[Excerpts from an interface dataset]
#####

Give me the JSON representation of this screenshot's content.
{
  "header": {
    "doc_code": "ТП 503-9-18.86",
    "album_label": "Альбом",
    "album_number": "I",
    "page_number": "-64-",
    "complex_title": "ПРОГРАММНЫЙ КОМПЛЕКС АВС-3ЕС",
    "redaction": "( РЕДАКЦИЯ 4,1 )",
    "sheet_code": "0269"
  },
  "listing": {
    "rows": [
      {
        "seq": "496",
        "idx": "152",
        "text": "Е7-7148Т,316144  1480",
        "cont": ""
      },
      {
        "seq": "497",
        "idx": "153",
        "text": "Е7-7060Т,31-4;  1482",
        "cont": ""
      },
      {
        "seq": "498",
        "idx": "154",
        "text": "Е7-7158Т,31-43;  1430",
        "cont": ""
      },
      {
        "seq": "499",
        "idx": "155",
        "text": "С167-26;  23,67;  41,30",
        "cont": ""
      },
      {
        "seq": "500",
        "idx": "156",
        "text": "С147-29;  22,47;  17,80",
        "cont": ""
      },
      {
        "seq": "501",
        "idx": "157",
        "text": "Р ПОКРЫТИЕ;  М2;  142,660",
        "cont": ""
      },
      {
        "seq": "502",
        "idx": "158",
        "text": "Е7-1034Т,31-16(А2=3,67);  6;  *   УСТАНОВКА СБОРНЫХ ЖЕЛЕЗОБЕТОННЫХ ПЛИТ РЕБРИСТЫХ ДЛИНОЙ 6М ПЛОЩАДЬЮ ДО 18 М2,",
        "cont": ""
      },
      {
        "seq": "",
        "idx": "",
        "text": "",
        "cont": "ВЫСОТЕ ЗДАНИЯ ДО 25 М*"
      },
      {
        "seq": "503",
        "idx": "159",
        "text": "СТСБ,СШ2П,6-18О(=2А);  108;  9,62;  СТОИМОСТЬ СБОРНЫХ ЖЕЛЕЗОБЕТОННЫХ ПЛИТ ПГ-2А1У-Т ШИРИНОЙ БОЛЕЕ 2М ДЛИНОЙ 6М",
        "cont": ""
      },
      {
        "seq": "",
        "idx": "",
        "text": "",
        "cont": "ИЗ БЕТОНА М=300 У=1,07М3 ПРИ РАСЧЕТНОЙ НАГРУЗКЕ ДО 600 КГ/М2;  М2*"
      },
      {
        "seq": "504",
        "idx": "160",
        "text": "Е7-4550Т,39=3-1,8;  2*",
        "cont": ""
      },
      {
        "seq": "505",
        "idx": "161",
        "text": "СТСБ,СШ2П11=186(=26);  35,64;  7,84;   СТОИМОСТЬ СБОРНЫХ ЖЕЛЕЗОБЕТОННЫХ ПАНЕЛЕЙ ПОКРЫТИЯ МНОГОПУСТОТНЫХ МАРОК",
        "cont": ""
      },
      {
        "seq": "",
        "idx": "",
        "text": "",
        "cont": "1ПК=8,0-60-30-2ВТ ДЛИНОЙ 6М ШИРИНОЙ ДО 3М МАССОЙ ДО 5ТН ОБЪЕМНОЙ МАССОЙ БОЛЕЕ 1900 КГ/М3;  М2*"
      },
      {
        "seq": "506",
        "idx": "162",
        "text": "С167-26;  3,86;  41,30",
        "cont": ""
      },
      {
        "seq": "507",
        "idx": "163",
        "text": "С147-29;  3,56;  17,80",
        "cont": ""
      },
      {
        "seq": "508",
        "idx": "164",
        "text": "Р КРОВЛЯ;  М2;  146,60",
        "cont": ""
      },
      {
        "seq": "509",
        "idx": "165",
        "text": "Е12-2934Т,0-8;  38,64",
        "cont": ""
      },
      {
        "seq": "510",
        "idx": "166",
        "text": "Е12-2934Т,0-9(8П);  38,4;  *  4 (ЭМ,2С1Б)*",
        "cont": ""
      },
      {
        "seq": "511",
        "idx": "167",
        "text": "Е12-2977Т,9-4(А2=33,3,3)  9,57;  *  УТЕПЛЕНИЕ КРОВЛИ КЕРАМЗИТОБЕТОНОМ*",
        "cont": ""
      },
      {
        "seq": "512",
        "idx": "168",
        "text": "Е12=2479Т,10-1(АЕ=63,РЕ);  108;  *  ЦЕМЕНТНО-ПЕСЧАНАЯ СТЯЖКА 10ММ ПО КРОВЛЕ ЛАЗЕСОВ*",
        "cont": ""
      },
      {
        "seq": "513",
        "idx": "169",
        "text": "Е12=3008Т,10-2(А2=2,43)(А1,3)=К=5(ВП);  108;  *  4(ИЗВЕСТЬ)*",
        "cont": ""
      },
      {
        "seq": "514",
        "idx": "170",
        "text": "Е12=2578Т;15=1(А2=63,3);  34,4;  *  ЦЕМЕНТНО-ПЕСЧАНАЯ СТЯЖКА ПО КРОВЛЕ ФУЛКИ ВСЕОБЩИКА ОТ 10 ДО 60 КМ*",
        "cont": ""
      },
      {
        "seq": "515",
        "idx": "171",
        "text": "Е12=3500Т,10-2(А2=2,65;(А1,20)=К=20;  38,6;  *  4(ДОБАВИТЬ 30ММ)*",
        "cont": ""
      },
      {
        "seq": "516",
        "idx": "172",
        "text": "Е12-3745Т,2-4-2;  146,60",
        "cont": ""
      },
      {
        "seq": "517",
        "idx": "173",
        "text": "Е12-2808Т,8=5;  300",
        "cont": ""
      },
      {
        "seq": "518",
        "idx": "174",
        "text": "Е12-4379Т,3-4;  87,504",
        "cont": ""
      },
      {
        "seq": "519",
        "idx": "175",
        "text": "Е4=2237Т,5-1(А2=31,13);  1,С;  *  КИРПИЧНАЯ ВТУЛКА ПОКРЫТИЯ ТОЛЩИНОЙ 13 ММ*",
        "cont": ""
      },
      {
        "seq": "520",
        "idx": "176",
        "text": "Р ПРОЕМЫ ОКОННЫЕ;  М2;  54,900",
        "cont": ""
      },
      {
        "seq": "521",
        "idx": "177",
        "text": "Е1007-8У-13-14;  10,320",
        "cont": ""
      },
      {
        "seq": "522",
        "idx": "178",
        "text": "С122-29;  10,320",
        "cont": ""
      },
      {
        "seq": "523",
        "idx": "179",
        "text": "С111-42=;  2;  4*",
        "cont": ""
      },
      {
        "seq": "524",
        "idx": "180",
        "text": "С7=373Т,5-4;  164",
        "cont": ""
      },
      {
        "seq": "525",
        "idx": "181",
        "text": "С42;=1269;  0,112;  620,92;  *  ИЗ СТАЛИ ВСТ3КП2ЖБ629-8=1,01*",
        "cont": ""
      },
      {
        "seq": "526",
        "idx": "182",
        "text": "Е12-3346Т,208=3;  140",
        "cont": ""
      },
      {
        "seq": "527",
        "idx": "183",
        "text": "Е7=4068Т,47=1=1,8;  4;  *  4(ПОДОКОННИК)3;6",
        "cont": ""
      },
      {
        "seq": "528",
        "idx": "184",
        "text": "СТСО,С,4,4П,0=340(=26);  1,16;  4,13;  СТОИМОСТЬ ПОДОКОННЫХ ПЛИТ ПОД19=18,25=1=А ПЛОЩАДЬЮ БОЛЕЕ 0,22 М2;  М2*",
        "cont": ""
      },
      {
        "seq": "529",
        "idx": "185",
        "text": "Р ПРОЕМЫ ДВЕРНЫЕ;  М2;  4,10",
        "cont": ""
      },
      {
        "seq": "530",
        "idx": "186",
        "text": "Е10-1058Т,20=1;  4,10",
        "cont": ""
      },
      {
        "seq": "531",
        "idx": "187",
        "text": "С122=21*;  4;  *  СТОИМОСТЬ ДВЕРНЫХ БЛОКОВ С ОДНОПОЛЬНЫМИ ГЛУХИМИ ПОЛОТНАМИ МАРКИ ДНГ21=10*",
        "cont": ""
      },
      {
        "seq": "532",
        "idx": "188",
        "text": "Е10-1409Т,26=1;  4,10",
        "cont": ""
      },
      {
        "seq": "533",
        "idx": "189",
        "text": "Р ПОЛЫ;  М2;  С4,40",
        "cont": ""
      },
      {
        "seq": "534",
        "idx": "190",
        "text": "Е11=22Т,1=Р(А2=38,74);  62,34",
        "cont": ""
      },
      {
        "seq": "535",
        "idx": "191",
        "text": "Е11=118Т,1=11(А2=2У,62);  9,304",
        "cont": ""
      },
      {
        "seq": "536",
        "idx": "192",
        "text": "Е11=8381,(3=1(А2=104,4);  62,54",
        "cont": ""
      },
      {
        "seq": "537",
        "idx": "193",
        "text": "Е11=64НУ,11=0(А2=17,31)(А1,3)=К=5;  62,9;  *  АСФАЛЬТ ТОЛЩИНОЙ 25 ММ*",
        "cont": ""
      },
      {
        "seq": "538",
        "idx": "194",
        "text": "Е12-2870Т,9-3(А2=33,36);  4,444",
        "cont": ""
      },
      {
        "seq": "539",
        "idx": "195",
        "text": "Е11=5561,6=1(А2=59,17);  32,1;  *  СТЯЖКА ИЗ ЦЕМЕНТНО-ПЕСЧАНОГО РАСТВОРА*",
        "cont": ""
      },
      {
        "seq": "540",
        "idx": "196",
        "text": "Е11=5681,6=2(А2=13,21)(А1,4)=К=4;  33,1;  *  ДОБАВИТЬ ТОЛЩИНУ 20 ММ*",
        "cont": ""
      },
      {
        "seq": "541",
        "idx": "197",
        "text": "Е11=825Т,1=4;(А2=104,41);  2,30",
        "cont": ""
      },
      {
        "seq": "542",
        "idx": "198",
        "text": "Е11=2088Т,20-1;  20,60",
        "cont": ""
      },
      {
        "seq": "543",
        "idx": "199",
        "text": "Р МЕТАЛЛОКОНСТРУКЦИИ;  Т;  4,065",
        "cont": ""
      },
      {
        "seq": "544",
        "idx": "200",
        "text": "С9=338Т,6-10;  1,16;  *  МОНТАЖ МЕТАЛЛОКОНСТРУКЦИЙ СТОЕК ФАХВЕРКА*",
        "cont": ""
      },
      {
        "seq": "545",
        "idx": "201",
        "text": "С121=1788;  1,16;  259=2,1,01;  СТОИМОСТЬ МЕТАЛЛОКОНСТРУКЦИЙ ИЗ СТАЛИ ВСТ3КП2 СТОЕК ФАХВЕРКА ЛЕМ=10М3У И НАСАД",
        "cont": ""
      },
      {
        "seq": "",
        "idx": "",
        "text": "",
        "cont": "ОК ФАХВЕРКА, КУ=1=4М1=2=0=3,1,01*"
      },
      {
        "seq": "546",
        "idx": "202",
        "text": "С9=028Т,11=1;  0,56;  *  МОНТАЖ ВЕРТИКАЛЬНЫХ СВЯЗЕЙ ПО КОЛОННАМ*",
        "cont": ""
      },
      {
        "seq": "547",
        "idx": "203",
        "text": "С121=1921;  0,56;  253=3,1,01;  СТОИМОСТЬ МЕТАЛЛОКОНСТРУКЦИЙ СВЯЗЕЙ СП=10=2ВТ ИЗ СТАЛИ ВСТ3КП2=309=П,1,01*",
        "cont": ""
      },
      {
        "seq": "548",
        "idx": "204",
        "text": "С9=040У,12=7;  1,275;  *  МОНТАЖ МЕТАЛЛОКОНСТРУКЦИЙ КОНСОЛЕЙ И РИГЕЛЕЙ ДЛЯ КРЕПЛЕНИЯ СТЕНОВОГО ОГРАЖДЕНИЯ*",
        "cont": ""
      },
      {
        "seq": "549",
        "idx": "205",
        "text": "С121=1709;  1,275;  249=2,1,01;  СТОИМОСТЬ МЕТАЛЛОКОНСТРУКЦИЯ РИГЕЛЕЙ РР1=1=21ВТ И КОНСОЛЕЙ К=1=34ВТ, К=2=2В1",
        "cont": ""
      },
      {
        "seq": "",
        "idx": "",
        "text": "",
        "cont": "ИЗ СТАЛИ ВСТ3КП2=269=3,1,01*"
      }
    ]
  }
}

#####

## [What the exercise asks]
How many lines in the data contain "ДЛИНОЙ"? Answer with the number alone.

## [Solution to this task]
3